This segment provides an in-depth overview of the main barriers to adequate mental health treatment for Native Americans.
Rural and Isolated Locations
Although not all Native Americans live in rural, isolated locations, many still do. Consequently, they lack access to appropriate mental health care services and programs to meet their needs. What complicates the situation is that most Native Americans live outside the tribal areas. Therefore, further limiting their access to clinics and mental health services.
Lack of Cultural Competence
Many members of mental health Indigenous communities don’t fully understand their mental and emotional well-being or have enough insight to seek proper diagnosis and treatment for certain conditions than their Western counterparts. As a result, most natives rarely see value in the treatments offered.
The long-standing history between the federal government and the Native American community dates to when the federal government pledged to provide health, welfare, and safety to tribal nations. in exchange, the tribal community would give millions of acres of land to the federal government for other projects.
However, the Indian Health Service (IHS) has been mired with significant challenges in providing the agreed-upon services. As such, Native Americans have incredibly limited resources, consequently impacting their overall quality, availability, and accessibility to mental health services.
Poverty and Unemployment
High poverty and unemployment rates among Native Americans create additional barriers to proper health care. Estimates in the United States suggest that Native Americans are more likely to have earnings below the poverty line.
Most natives also live without reliable access to transportation, adequate sanitation, food, clean water, and electricity. This disparity further aggravates an already dire situation that was increased by the Coronavirus pandemic.
Differences in language are always a crucial consideration for mental health treatment. For instance, words like anxiety and depression are not known in some Native languages. These simple but crucial factors are significant triggers that discourage natives from visiting mental health institutions.
How to Seek Effective Treatment
There’s a remarkable lack of willingness by Native American communities to access mental care services. Many natives feel ignored, disrespected, and stereotyped by non-Indigenous health providers. Therefore, working with specialists who demonstrate cultural competence and compassion for quick and effective treatment is crucial.

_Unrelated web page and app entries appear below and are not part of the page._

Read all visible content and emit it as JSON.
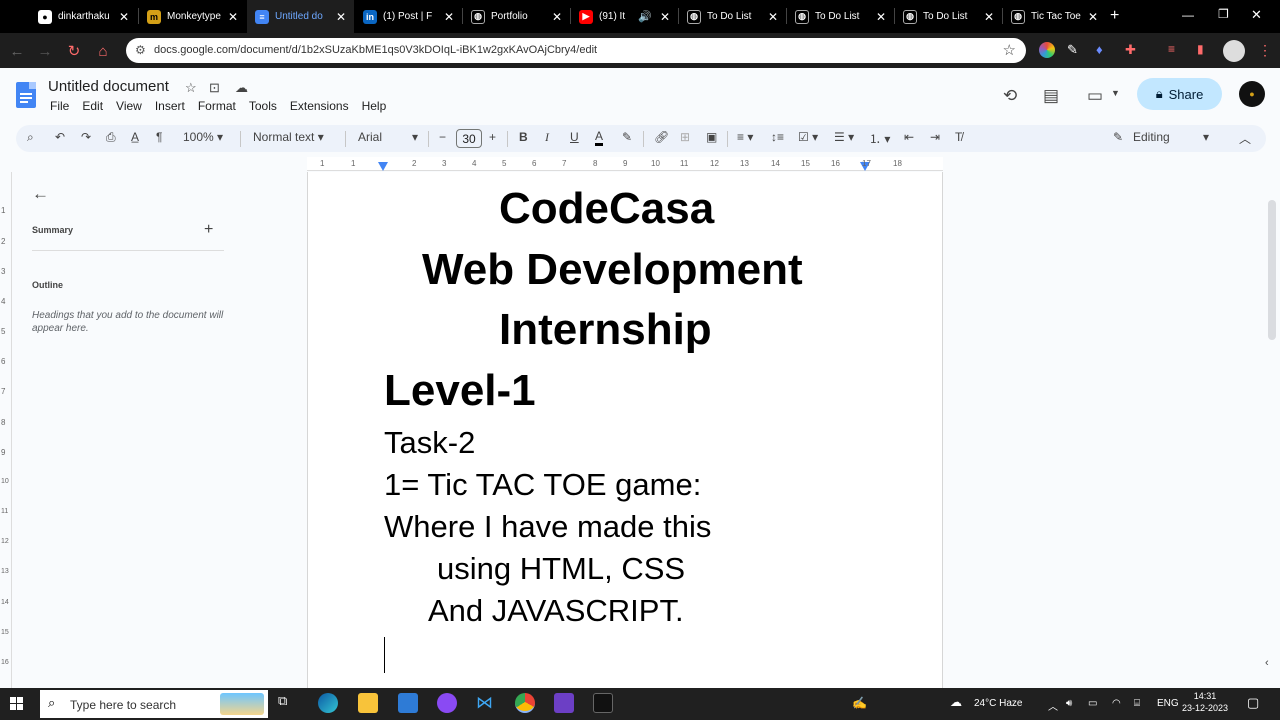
{
  "tabs": [
    {
      "title": "dinkarthaku",
      "icon": "github-icon",
      "active": false
    },
    {
      "title": "Monkeytype",
      "icon": "monkeytype-icon",
      "active": false
    },
    {
      "title": "Untitled do",
      "icon": "google-docs-icon",
      "active": true
    },
    {
      "title": "(1) Post | F",
      "icon": "linkedin-icon",
      "active": false
    },
    {
      "title": "Portfolio",
      "icon": "globe-icon",
      "active": false
    },
    {
      "title": "(91) It",
      "icon": "youtube-icon",
      "active": false
    },
    {
      "title": "To Do List",
      "icon": "globe-icon",
      "active": false
    },
    {
      "title": "To Do List",
      "icon": "globe-icon",
      "active": false
    },
    {
      "title": "To Do List",
      "icon": "globe-icon",
      "active": false
    },
    {
      "title": "Tic Tac Toe",
      "icon": "globe-icon",
      "active": false
    }
  ],
  "address_bar": {
    "url": "docs.google.com/document/d/1b2xSUzaKbME1qs0V3kDOIqL-iBK1w2gxKAvOAjCbry4/edit"
  },
  "doc": {
    "title": "Untitled document",
    "share_label": "Share",
    "menu": [
      "File",
      "Edit",
      "View",
      "Insert",
      "Format",
      "Tools",
      "Extensions",
      "Help"
    ],
    "toolbar": {
      "zoom": "100%",
      "style": "Normal text",
      "font": "Arial",
      "font_size": "30",
      "mode": "Editing"
    },
    "ruler": [
      "1",
      "1",
      "2",
      "3",
      "4",
      "5",
      "6",
      "7",
      "8",
      "9",
      "10",
      "11",
      "12",
      "13",
      "14",
      "15",
      "16",
      "17",
      "18"
    ],
    "vruler": [
      "1",
      "2",
      "3",
      "4",
      "5",
      "6",
      "7",
      "8",
      "9",
      "10",
      "11",
      "12",
      "13",
      "14",
      "15",
      "16"
    ]
  },
  "outline_panel": {
    "summary_label": "Summary",
    "outline_label": "Outline",
    "hint": "Headings that you add to the document will appear here."
  },
  "document_lines": [
    {
      "text": "CodeCasa",
      "style": "big"
    },
    {
      "text": "Web Development",
      "style": "big"
    },
    {
      "text": "Internship",
      "style": "big"
    },
    {
      "text": "Level-1",
      "style": "big"
    },
    {
      "text": "Task-2",
      "style": "normal"
    },
    {
      "text": "1= Tic TAC TOE game:",
      "style": "normal"
    },
    {
      "text": "Where I  have made this",
      "style": "normal"
    },
    {
      "text": "using HTML, CSS",
      "style": "normal"
    },
    {
      "text": "And  JAVASCRIPT.",
      "style": "normal"
    }
  ],
  "taskbar": {
    "search_placeholder": "Type here to search",
    "weather": "24°C  Haze",
    "language": "ENG",
    "time": "14:31",
    "date": "23-12-2023"
  },
  "colors": {
    "docs_blue": "#4285f4",
    "share_bg": "#c2e7ff",
    "active_tab_text": "#6ea8ff",
    "taskbar_bg": "#202020"
  }
}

We encourage mental health Indigenous communities to seek immediate healthcare services from certified, qualified, and experienced healthcare providers. All Native American communities should feel heard and respected when visiting mental health care institutions like other patients.

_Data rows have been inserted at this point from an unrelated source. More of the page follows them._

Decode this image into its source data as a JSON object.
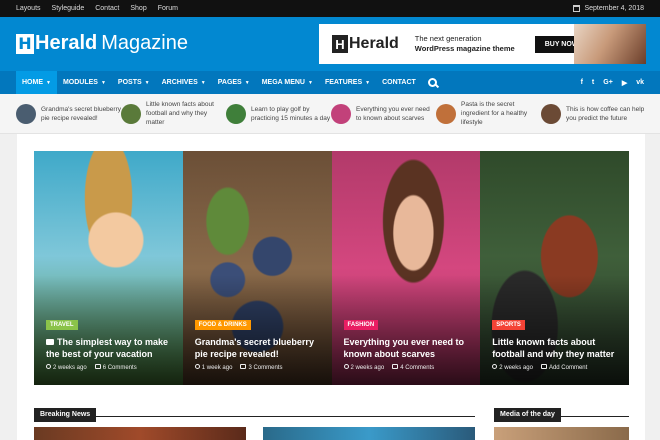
{
  "topbar": {
    "links": [
      "Layouts",
      "Styleguide",
      "Contact",
      "Shop",
      "Forum"
    ],
    "date": "September 4, 2018"
  },
  "logo": {
    "bold": "Herald",
    "light": "Magazine"
  },
  "ad": {
    "brand": "Herald",
    "line1": "The next generation",
    "line2": "WordPress magazine theme",
    "cta": "BUY NOW!"
  },
  "nav": {
    "items": [
      "HOME",
      "MODULES",
      "POSTS",
      "ARCHIVES",
      "PAGES",
      "MEGA MENU",
      "FEATURES",
      "CONTACT"
    ],
    "social": [
      "f",
      "t",
      "G+",
      "▶",
      "vk"
    ]
  },
  "ticker": [
    {
      "text": "Grandma's secret blueberry pie recipe revealed!",
      "color": "#4a5d70"
    },
    {
      "text": "Little known facts about football and why they matter",
      "color": "#5a7a3a"
    },
    {
      "text": "Learn to play golf by practicing 15 minutes a day",
      "color": "#3f7f3a"
    },
    {
      "text": "Everything you ever need to known about scarves",
      "color": "#c2417a"
    },
    {
      "text": "Pasta is the secret ingredient for a healthy lifestyle",
      "color": "#c0703a"
    },
    {
      "text": "This is how coffee can help you predict the future",
      "color": "#6b4a35"
    }
  ],
  "featured": [
    {
      "category": "TRAVEL",
      "badge_color": "#8bc34a",
      "title": "The simplest way to make the best of your vacation",
      "time": "2 weeks ago",
      "comments": "6 Comments",
      "has_camera": true
    },
    {
      "category": "FOOD & DRINKS",
      "badge_color": "#ff9800",
      "title": "Grandma's secret blueberry pie recipe revealed!",
      "time": "1 week ago",
      "comments": "3 Comments",
      "has_camera": false
    },
    {
      "category": "FASHION",
      "badge_color": "#e91e63",
      "title": "Everything you ever need to known about scarves",
      "time": "2 weeks ago",
      "comments": "4 Comments",
      "has_camera": false
    },
    {
      "category": "SPORTS",
      "badge_color": "#f44336",
      "title": "Little known facts about football and why they matter",
      "time": "2 weeks ago",
      "comments": "Add Comment",
      "has_camera": false
    }
  ],
  "sections": {
    "breaking": "Breaking News",
    "media": "Media of the day"
  }
}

Get Help at D’Amore Mental Health
D’Amore Healthcare provides individualized, patient-focused treatment modalities and therapies for each patient based on their mental condition. Our treatment facility uses multi-faceted recovery programs to diagnose, identify, and address mental health challenges to sustainable recovery.

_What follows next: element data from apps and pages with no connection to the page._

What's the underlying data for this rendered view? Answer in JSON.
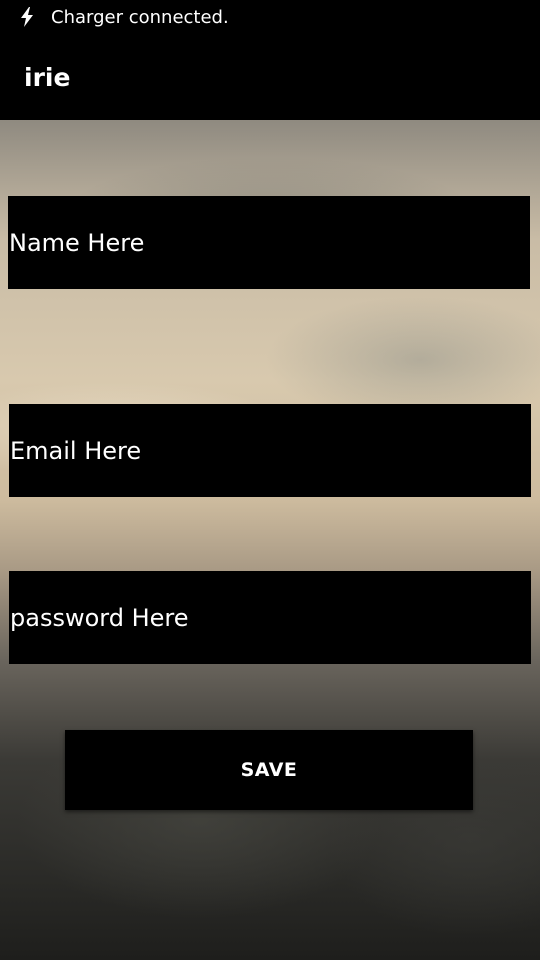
{
  "status_bar": {
    "icon": "charger-icon",
    "text": "Charger connected."
  },
  "app_bar": {
    "title": "irie"
  },
  "form": {
    "name_placeholder": "Name Here",
    "email_placeholder": "Email Here",
    "password_placeholder": "password Here",
    "save_label": "SAVE"
  },
  "colors": {
    "bars": "#000000",
    "field_background": "#000000",
    "text": "#ffffff"
  }
}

We encourage Native American communities to visit mental health care facilities to receive specialized treatment. Specialized programs can address specific recovery challenges and risks Native Americans may face. We provide many resources for native communities living with trauma to help them access the mental health care they need.
Call us today at 714-375-1110. We offer mental health treatment options to Native American communities reaching out for a helping hand. You are not alone. We are here to help.